(Component data from apps and pages)
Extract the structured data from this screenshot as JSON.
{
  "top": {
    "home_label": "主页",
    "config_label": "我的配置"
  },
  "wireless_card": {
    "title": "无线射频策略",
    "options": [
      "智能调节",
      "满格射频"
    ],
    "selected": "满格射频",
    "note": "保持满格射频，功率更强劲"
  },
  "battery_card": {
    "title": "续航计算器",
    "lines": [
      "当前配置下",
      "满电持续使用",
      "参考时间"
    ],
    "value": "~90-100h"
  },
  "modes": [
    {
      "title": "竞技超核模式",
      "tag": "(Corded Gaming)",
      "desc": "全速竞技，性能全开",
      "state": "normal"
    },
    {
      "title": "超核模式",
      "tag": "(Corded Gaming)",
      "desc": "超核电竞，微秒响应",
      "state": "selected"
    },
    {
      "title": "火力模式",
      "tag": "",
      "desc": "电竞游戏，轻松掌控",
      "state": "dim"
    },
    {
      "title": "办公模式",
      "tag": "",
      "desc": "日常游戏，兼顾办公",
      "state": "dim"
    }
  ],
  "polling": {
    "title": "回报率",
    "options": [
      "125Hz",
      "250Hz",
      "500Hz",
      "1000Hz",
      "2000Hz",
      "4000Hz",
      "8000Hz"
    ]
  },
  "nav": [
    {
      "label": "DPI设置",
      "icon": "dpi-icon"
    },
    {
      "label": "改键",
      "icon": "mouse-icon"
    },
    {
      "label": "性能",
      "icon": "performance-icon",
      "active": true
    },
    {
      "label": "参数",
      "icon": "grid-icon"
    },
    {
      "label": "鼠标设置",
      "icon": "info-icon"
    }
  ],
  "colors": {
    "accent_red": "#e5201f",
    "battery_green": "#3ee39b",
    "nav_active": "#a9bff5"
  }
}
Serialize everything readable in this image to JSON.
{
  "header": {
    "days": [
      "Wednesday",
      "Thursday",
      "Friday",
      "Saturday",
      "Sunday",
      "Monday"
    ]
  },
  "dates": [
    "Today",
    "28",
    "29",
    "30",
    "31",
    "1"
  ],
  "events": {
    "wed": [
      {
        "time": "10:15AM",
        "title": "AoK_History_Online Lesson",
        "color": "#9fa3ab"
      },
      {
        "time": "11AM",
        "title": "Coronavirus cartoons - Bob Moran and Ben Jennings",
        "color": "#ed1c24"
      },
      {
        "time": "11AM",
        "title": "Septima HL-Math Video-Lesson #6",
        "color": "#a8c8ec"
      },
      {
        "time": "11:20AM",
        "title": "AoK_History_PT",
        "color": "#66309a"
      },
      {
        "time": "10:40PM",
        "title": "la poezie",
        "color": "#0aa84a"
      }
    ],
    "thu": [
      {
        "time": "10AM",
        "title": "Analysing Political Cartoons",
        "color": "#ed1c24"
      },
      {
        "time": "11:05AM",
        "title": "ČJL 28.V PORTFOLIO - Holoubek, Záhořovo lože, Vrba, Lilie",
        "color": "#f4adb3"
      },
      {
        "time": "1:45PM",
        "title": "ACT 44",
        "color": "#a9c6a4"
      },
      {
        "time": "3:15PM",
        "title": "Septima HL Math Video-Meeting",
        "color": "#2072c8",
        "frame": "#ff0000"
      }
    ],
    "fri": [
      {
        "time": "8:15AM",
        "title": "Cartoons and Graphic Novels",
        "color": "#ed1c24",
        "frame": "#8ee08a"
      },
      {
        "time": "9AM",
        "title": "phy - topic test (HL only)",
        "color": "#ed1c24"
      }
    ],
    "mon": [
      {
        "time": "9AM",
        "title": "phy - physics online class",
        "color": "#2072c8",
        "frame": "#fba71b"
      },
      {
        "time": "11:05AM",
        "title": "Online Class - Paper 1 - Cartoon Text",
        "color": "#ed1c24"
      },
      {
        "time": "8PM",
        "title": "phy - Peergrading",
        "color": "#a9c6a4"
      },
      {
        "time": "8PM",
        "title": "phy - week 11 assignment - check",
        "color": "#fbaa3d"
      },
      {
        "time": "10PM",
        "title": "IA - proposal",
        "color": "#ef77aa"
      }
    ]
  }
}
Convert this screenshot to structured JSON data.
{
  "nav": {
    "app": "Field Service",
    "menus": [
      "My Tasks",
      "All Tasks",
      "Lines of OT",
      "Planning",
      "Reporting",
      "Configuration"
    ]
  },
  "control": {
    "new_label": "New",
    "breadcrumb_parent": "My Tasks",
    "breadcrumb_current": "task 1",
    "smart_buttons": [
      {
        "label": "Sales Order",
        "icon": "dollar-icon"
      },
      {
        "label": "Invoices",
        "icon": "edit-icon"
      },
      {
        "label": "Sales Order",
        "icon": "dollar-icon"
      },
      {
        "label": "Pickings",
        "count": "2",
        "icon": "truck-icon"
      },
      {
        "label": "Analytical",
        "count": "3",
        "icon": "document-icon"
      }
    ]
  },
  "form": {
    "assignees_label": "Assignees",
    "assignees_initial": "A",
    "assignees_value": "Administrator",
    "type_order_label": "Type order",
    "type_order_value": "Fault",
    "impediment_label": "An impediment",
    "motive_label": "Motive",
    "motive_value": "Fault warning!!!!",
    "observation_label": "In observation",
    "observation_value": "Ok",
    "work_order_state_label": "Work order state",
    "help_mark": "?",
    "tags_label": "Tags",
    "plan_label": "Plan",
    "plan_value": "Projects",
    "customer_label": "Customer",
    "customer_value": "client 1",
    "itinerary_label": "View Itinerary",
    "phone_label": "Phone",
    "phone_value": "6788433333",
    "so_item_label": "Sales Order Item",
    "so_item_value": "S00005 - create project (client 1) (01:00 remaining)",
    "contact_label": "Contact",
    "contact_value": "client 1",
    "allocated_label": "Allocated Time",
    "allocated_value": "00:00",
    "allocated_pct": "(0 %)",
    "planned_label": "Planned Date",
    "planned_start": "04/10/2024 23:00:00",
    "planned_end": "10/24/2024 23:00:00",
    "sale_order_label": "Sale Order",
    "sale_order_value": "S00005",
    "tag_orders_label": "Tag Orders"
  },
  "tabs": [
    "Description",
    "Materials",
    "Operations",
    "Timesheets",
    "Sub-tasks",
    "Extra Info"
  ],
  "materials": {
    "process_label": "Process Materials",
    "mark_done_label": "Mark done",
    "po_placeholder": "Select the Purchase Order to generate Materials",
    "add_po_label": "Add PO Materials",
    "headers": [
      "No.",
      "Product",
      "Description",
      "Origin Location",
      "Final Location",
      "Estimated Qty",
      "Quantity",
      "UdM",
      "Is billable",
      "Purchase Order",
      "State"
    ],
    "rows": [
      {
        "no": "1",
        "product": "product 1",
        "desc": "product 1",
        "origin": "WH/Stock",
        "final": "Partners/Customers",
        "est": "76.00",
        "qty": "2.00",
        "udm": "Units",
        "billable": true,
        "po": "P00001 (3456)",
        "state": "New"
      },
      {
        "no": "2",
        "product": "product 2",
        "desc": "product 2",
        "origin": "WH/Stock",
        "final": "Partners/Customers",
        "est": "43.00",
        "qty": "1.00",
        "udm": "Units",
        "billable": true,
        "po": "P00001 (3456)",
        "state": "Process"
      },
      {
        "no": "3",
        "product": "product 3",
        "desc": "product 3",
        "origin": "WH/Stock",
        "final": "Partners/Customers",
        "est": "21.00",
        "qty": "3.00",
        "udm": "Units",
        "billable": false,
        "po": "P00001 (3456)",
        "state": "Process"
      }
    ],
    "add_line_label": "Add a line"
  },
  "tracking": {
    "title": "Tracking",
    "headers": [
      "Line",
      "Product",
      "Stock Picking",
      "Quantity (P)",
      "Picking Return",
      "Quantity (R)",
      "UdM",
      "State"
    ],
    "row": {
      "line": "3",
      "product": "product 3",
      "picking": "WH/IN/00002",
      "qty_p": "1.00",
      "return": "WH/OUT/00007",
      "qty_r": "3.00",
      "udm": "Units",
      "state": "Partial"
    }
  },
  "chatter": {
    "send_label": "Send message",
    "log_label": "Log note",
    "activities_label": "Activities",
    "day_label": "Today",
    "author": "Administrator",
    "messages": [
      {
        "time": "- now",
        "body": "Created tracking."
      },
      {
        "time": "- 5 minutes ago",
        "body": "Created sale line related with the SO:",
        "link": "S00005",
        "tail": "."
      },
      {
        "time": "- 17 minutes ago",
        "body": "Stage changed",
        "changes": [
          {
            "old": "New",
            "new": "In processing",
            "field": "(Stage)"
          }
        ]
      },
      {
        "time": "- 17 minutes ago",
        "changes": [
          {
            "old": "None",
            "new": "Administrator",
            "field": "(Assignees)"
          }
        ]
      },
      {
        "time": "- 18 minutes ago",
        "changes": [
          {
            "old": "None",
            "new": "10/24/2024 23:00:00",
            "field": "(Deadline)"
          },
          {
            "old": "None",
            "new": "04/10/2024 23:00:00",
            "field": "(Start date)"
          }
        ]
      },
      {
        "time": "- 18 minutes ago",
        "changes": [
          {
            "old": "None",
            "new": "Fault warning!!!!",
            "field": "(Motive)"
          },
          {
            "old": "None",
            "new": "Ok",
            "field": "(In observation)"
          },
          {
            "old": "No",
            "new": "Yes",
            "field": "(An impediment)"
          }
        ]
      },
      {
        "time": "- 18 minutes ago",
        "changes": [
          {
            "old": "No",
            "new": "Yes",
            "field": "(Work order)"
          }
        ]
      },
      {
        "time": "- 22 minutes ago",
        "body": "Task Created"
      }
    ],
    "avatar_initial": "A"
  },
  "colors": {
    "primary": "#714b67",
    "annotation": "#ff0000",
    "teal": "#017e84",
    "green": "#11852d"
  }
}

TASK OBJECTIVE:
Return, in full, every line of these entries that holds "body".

OUTPUT OF THE EXERCISE:
        "body": "Created tracking."
        "body": "Created sale line related with the SO:",
        "body": "Stage changed",
        "body": "Task Created"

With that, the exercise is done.